When in Mulund, my friend Jayshree Murali of NGO VIDYA, eagerly showed me around the Mother Teresa Recreation Park tucked away between towers and complexes. The garden staff was already acquainted with her as she has donated a few home-germinated saplings of mango, jamun and papaya to the municipal garden, all planted inside metal tree guards. The garish Bougainvilleas, golden bamboos, cushionlawn, vilayati badam trees and scattered rock gardens gave it a quaint charm. The park also has a walking path with climbers and bushes, and also a few bridges, a kids’ play area and exercise equipment. The park was soothing and just the right dose of relaxation, except the pile of burning leaves and some youth who use the garden for their mid-afternoon booze party. Why go so far away to visit a tiny garden when there are acres of the lush Aarey Milk Colony close to my house? For one, the Aarey gardens are overrun by littering picnickers. To add to that, the MMRC is hell-bent on destroying the bio-diverse Aarey grasslands by constructing a Metro Yard inside. These destructive plans are being legally challenged by environmentalists fighting to prevent the degradation of Mumbai’s flood control zone and carbon sink. The lakes, gardens, grasslands, hills and streams are home to unique and endemic creatures found nowhere else in the world. Sadly, neither do locals nor the government seem to care about Mumbai’s citizens’ right to open and green spaces.
If in the suburbs, Aarey is under threat, in South Mumbai, it’s Hanging Garden. I have spent days here clicking pictures of butterflies and birds like parakeets and koels. Recently, on a night-cycling trip, the Kamla Nehru Park (KNP) steps were our stopover and we even did an impromptu jam-up, with a pair of guitarists practising their chords. Sadly, here too there are plans underway to extend a fast-car road. Many locals seem to be opposing this.
In my childhood, there was a lovely historical garden right in the heart of Mumbai called the Maheshwari Udyan. Today, it is dissected with the pillars of a massive smoke-spewing bridge and has lost all its ambient beauty and historical importance. Our green spaces seem completely excusable and in fact are looked upon as hindrances to development and infrastructure. The Colaba Woods, Maharashtra Nature Park and Azad Maidan are all threatened by unplanned, senseless and unhealthy ideas of development, which will eventually push us into a psychotic mess.

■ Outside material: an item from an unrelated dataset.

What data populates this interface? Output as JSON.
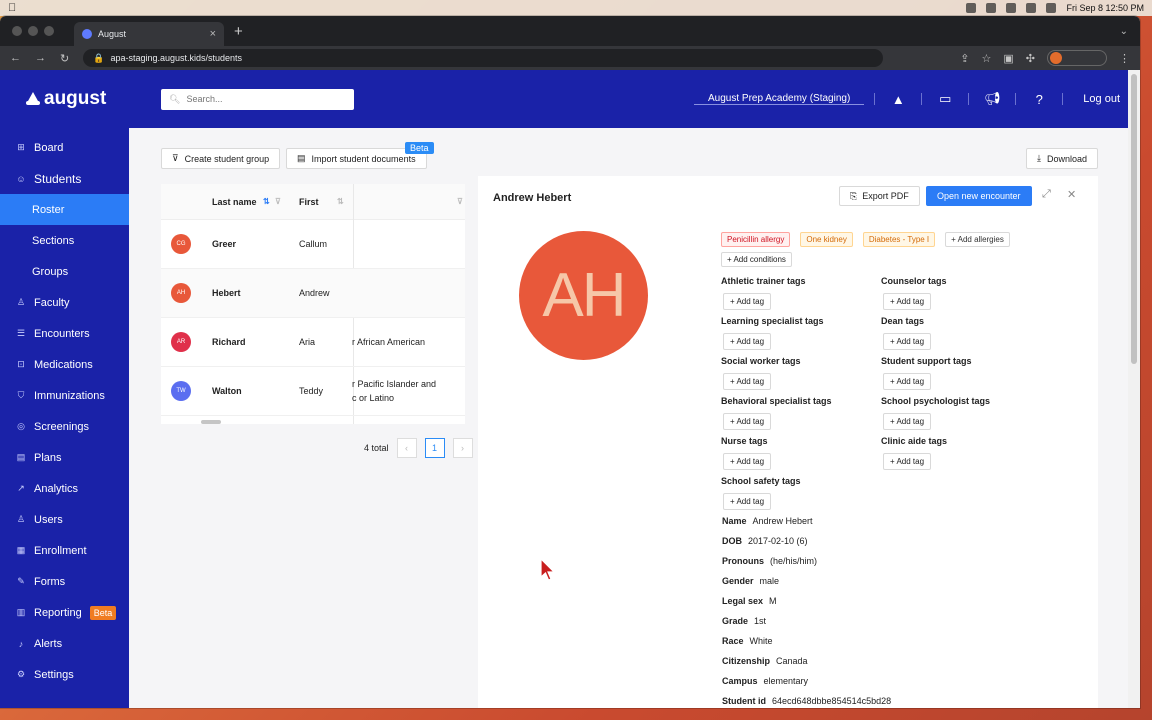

The MbPT Garden (Colaba) along with the Byculla Zoo Campus or Ranibaug or Veermata Jijabai Bhosle Udyan are among my most favourite gardens in Mumbai. Morning walkers, nature enthusiasts, tree and bird watchers, amateur photographers, sketch artists, botany students and senior citizens’ groups, all find solace and amazement in these parks.
But with the recent plans of the Brihanmumbai Municipal Corporation (BMC) to pass a new Recreational Ground/Playgrounds Policy (RGPG) allowing private parties to act as caretakers, will lead to privatising and modifying the land-use of public spaces. This will eventually lead to indefinitely handing over our green spaces to name-sake charitable trusts and NGOs of large corporate houses. If citizens don’t wake up and intervene now, this move will not only exclude the rightful wild residents but also take away the right of public to green spaces — permanently.
Write in to Anand Pendharkar at firstname.lastname@example.org